** Supplied records follows **

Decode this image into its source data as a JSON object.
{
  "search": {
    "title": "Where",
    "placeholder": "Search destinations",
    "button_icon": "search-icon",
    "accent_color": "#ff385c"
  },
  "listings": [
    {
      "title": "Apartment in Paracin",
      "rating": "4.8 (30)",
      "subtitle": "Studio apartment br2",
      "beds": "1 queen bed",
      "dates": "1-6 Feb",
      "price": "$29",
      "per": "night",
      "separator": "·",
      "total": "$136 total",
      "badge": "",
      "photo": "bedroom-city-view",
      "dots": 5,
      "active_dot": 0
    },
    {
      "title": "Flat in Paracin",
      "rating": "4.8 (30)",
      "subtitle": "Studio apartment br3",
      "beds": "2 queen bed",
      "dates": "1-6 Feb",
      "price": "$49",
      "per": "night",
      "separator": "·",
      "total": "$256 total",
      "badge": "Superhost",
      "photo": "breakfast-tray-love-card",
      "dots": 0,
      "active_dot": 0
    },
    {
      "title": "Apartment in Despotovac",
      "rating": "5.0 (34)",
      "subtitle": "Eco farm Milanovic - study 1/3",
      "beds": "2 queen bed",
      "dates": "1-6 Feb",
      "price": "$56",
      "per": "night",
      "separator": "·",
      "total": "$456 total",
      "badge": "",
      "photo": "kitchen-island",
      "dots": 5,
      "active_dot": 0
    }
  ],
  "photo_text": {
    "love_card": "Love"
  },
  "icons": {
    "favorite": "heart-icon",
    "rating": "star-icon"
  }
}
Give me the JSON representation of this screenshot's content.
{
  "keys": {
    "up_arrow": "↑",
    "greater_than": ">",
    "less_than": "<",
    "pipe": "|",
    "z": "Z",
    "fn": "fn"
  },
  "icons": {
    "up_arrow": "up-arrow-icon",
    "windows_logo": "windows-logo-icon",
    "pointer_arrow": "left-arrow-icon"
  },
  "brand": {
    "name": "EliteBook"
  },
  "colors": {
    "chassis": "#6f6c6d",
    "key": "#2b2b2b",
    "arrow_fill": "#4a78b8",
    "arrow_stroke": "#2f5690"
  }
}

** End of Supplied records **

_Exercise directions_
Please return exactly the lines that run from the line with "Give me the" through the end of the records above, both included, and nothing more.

_Output for this exercise_
Give me the JSON representation of this screenshot's content.
{
  "keys": {
    "up_arrow": "↑",
    "greater_than": ">",
    "less_than": "<",
    "pipe": "|",
    "z": "Z",
    "fn": "fn"
  },
  "icons": {
    "up_arrow": "up-arrow-icon",
    "windows_logo": "windows-logo-icon",
    "pointer_arrow": "left-arrow-icon"
  },
  "brand": {
    "name": "EliteBook"
  },
  "colors": {
    "chassis": "#6f6c6d",
    "key": "#2b2b2b",
    "arrow_fill": "#4a78b8",
    "arrow_stroke": "#2f5690"
  }
}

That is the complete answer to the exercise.